**Directions**.
All lines containing the string "Hattie" must be copied from the entries.

**Task inputs**.
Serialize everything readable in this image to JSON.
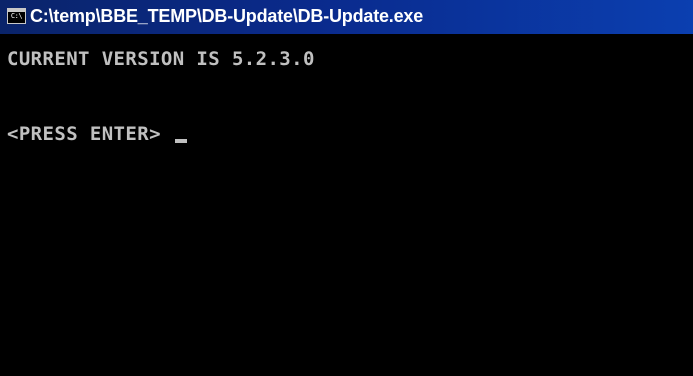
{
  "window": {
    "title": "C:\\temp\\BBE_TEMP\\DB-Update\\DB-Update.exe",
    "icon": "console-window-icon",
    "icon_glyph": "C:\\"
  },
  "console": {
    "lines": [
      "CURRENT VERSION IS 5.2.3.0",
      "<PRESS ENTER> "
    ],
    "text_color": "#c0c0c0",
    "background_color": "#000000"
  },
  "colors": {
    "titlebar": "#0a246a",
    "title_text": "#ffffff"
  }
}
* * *
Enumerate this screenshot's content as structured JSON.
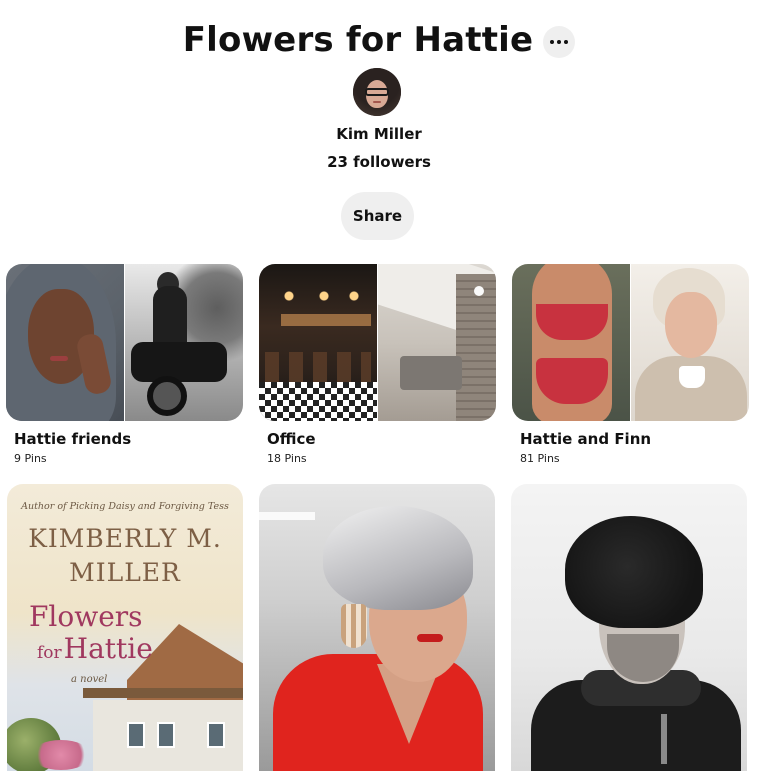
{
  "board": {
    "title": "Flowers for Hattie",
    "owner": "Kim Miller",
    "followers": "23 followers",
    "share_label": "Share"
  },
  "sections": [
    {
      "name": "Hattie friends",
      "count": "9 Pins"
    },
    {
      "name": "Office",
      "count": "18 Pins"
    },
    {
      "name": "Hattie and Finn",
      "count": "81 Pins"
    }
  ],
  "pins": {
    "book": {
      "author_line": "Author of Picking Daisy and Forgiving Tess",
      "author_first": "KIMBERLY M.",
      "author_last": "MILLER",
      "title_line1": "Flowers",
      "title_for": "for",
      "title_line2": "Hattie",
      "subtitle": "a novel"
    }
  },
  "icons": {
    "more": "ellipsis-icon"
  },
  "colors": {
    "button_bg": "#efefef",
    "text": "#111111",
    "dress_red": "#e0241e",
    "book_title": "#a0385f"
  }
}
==
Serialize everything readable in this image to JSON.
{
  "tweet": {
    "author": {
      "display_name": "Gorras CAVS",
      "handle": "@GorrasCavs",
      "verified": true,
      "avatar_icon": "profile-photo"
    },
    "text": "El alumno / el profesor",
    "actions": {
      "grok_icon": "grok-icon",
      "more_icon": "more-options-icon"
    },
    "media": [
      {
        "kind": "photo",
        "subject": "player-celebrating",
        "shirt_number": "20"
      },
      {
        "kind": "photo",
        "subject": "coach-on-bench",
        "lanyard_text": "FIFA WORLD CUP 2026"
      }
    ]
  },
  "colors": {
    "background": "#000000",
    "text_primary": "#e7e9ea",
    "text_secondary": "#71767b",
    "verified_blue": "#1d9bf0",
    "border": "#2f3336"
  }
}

**Answer to this problem**.
    "title": "Flowers for Hattie",
      "name": "Hattie friends",
      "name": "Hattie and Finn",
      "title_line2": "Hattie",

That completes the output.